__What this task involves__
The reply must return each line of the data exactly.

(Website and app data records)
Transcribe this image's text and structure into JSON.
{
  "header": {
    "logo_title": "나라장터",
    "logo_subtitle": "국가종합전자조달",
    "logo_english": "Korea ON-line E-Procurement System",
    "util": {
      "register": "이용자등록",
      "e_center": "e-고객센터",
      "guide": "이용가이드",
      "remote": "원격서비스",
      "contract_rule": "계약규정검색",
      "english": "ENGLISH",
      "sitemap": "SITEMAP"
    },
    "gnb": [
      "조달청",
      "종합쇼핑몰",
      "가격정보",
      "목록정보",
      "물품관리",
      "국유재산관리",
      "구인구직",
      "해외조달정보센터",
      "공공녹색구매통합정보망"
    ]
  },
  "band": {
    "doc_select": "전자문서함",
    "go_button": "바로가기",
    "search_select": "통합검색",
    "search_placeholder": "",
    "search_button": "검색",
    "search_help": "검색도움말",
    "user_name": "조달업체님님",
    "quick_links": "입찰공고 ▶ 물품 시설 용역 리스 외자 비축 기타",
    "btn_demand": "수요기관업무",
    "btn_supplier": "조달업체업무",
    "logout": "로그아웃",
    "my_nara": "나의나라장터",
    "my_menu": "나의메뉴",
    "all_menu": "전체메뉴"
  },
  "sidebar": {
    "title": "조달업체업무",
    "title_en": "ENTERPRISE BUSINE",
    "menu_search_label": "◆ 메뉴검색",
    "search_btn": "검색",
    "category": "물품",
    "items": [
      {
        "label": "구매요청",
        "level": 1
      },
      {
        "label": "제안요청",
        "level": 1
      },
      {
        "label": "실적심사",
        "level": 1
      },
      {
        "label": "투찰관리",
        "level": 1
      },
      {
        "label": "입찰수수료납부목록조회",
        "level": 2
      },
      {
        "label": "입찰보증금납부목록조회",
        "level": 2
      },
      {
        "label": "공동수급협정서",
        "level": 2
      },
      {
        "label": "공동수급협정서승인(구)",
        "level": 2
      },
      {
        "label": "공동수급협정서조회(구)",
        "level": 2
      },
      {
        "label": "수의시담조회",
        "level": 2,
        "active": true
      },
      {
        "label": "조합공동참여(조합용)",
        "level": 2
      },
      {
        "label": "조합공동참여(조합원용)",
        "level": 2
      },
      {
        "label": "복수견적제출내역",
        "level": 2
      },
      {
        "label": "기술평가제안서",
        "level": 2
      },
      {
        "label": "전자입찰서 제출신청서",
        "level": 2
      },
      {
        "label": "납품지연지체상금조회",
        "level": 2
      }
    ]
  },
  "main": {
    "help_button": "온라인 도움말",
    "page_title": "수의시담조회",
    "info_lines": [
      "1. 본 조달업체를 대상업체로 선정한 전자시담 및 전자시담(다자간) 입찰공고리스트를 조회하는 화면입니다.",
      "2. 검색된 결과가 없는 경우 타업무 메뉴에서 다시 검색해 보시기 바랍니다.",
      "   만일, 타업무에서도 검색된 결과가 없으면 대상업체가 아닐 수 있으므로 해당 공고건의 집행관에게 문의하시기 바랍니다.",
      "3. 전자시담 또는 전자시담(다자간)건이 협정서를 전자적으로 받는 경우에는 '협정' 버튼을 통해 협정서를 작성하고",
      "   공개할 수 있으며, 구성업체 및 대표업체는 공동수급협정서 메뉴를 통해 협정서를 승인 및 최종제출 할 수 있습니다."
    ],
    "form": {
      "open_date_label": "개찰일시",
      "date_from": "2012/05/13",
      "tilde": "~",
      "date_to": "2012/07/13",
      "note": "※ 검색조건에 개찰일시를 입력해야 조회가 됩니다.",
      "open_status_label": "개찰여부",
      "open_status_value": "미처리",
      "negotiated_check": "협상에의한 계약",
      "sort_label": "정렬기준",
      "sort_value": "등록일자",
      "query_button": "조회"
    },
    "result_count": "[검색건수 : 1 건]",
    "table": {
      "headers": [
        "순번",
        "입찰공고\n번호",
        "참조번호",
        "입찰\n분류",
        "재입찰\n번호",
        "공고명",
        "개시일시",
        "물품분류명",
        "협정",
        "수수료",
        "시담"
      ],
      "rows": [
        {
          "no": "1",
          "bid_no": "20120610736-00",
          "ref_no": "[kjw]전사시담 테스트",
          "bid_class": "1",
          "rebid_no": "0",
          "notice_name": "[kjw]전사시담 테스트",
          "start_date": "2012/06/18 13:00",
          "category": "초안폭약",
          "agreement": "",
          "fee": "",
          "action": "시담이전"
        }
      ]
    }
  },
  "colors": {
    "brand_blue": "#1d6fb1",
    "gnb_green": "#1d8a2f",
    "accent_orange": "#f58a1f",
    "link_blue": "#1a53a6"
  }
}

__Solution to this task__
Transcribe this image's text and structure into JSON.
{
  "header": {
    "logo_title": "나라장터",
    "logo_subtitle": "국가종합전자조달",
    "logo_english": "Korea ON-line E-Procurement System",
    "util": {
      "register": "이용자등록",
      "e_center": "e-고객센터",
      "guide": "이용가이드",
      "remote": "원격서비스",
      "contract_rule": "계약규정검색",
      "english": "ENGLISH",
      "sitemap": "SITEMAP"
    },
    "gnb": [
      "조달청",
      "종합쇼핑몰",
      "가격정보",
      "목록정보",
      "물품관리",
      "국유재산관리",
      "구인구직",
      "해외조달정보센터",
      "공공녹색구매통합정보망"
    ]
  },
  "band": {
    "doc_select": "전자문서함",
    "go_button": "바로가기",
    "search_select": "통합검색",
    "search_placeholder": "",
    "search_button": "검색",
    "search_help": "검색도움말",
    "user_name": "조달업체님님",
    "quick_links": "입찰공고 ▶ 물품 시설 용역 리스 외자 비축 기타",
    "btn_demand": "수요기관업무",
    "btn_supplier": "조달업체업무",
    "logout": "로그아웃",
    "my_nara": "나의나라장터",
    "my_menu": "나의메뉴",
    "all_menu": "전체메뉴"
  },
  "sidebar": {
    "title": "조달업체업무",
    "title_en": "ENTERPRISE BUSINE",
    "menu_search_label": "◆ 메뉴검색",
    "search_btn": "검색",
    "category": "물품",
    "items": [
      {
        "label": "구매요청",
        "level": 1
      },
      {
        "label": "제안요청",
        "level": 1
      },
      {
        "label": "실적심사",
        "level": 1
      },
      {
        "label": "투찰관리",
        "level": 1
      },
      {
        "label": "입찰수수료납부목록조회",
        "level": 2
      },
      {
        "label": "입찰보증금납부목록조회",
        "level": 2
      },
      {
        "label": "공동수급협정서",
        "level": 2
      },
      {
        "label": "공동수급협정서승인(구)",
        "level": 2
      },
      {
        "label": "공동수급협정서조회(구)",
        "level": 2
      },
      {
        "label": "수의시담조회",
        "level": 2,
        "active": true
      },
      {
        "label": "조합공동참여(조합용)",
        "level": 2
      },
      {
        "label": "조합공동참여(조합원용)",
        "level": 2
      },
      {
        "label": "복수견적제출내역",
        "level": 2
      },
      {
        "label": "기술평가제안서",
        "level": 2
      },
      {
        "label": "전자입찰서 제출신청서",
        "level": 2
      },
      {
        "label": "납품지연지체상금조회",
        "level": 2
      }
    ]
  },
  "main": {
    "help_button": "온라인 도움말",
    "page_title": "수의시담조회",
    "info_lines": [
      "1. 본 조달업체를 대상업체로 선정한 전자시담 및 전자시담(다자간) 입찰공고리스트를 조회하는 화면입니다.",
      "2. 검색된 결과가 없는 경우 타업무 메뉴에서 다시 검색해 보시기 바랍니다.",
      "   만일, 타업무에서도 검색된 결과가 없으면 대상업체가 아닐 수 있으므로 해당 공고건의 집행관에게 문의하시기 바랍니다.",
      "3. 전자시담 또는 전자시담(다자간)건이 협정서를 전자적으로 받는 경우에는 '협정' 버튼을 통해 협정서를 작성하고",
      "   공개할 수 있으며, 구성업체 및 대표업체는 공동수급협정서 메뉴를 통해 협정서를 승인 및 최종제출 할 수 있습니다."
    ],
    "form": {
      "open_date_label": "개찰일시",
      "date_from": "2012/05/13",
      "tilde": "~",
      "date_to": "2012/07/13",
      "note": "※ 검색조건에 개찰일시를 입력해야 조회가 됩니다.",
      "open_status_label": "개찰여부",
      "open_status_value": "미처리",
      "negotiated_check": "협상에의한 계약",
      "sort_label": "정렬기준",
      "sort_value": "등록일자",
      "query_button": "조회"
    },
    "result_count": "[검색건수 : 1 건]",
    "table": {
      "headers": [
        "순번",
        "입찰공고\n번호",
        "참조번호",
        "입찰\n분류",
        "재입찰\n번호",
        "공고명",
        "개시일시",
        "물품분류명",
        "협정",
        "수수료",
        "시담"
      ],
      "rows": [
        {
          "no": "1",
          "bid_no": "20120610736-00",
          "ref_no": "[kjw]전사시담 테스트",
          "bid_class": "1",
          "rebid_no": "0",
          "notice_name": "[kjw]전사시담 테스트",
          "start_date": "2012/06/18 13:00",
          "category": "초안폭약",
          "agreement": "",
          "fee": "",
          "action": "시담이전"
        }
      ]
    }
  },
  "colors": {
    "brand_blue": "#1d6fb1",
    "gnb_green": "#1d8a2f",
    "accent_orange": "#f58a1f",
    "link_blue": "#1a53a6"
  }
}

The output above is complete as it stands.